The 2018 Energy Challenge ran from October 8-November 2, with the campus’ Cyberinfrastructure Building taking the top prize. In all, Sustain IU says the four-week event generated savings of 877,416 gallons of water and 760,314 kilowatt-hours of energy.
The annual challenge is nearly 10 years old, but it continues to grow in size and scope. IU Sustainability Specialist Ashlee Wilson Fujawa says this year’s competition focused on savings as well as engagement.
"New this year we asked people to kind of commit personally with a sustainability pledge," says Fujawa. "We asked people, what are some small measure changes you could see yourself doing outside of this pledge?"
To meet that goal, Sustain IU hosted several outreach events for students and staff to talk about sustainable decision-making. The group says it gathered more than 100 signatures for the online Sustainability Pledge, in hopes students and others would take the greener habits they learned beyond the Energy Challenge.
"Even just initiatives of turning down your computer and just kind of powering off when you have an opportunity, and being mindful of when things are plugged in, that you kind of have those ‘vampire power’ opportunities," says Fujawa. "That makes up for about 10 percent of usage, so if people are unplugging things when they don’t necessarily need them, that’s just kind of building that muscle of, ‘you’re right, I don’t necessarily need this plugged in all the time,’ and you’re able to save where you can."
She says, for the first time, the office also worked with IUPUI’s interns to assist with the 2018 challenge. Fujawa says Sustain IU interns worked with IUPUI to put together a challenge on that campus as well. The idea, Fujawa adds, is to grow sustainability efforts and allow for knowledge transfer among campuses.
The university launched the Office of Sustainability in 2008 in hopes of bringing together the efforts from several groups working on various environmental and sustainability initiatives. It rebranded to Sustain IU in 2018 in hopes of creating a culture of sustainability at IU from academics to operations.
The effort is also written into Indiana University’s current Bicentennial Strategic Plan, which calls for “sustainability, stewardship and accountability for the natural, human and economic resources and relationships entrusted to IU.”
The office, however, hopes the benefits of its efforts grow beyond the walls of its campuses. Sustain IU has launched a program at IU Bloomington, IUPUI and IU South Bend to identify students interested in sustainability and encouraging them to live and work in the state by providing externship opportunities with Indiana nonprofits, corporations and municipalities.
"So we’re not only building a pipeline of talent," says Fujawa, "we’re showing students that you don’t need to go to a coast to do that, you can really invest in your state right here."

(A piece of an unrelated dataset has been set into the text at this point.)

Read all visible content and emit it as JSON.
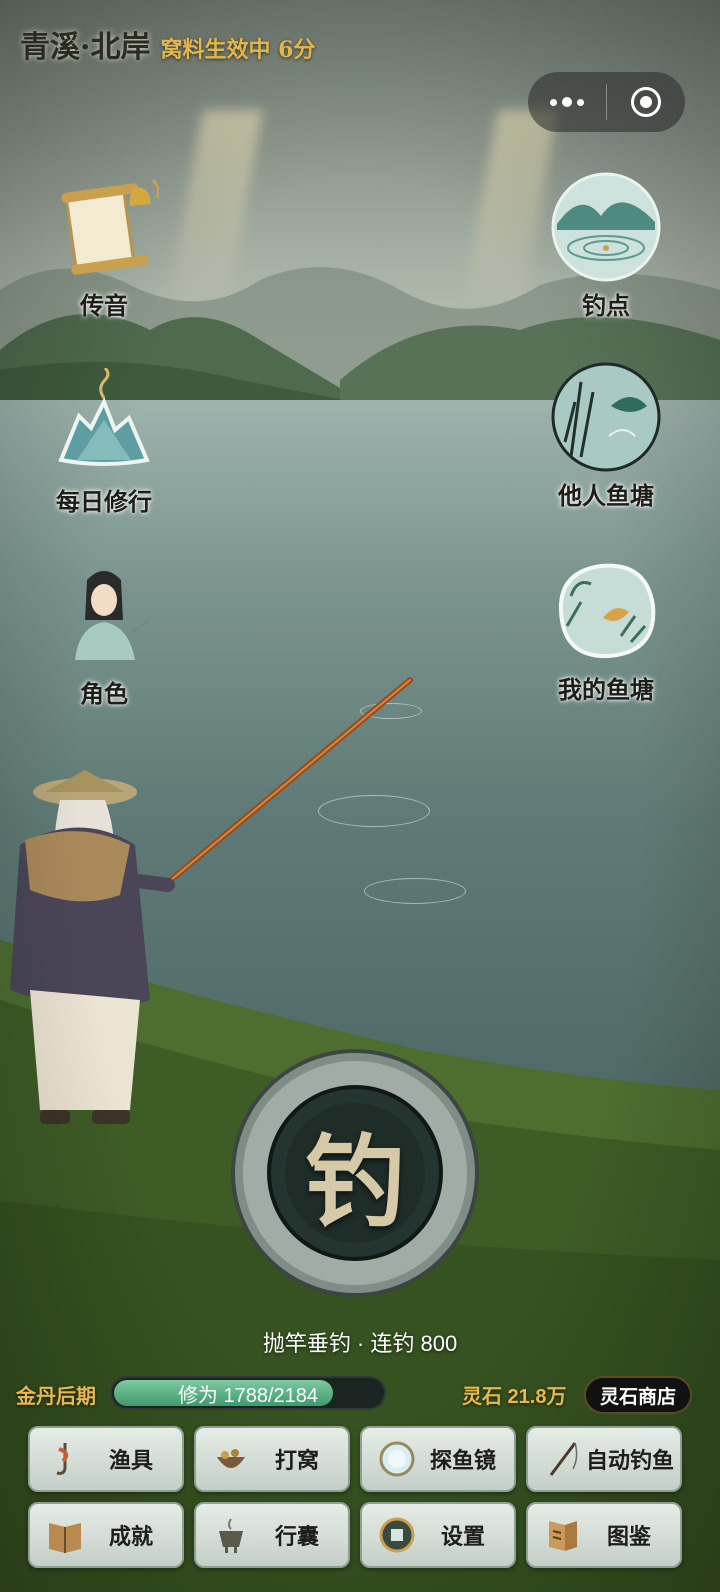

Whether they lead to full-time careers or just a few habit changes in everyday life, Sustain IU is hoping its efforts are building “ambassadors of sustainability” that will take those practices throughout Indiana and beyond.
Fujawa says “small, mindful changes” from students and staff can make a big difference.
Fujawa says prospective students like to see a green commitment from universities they are considering.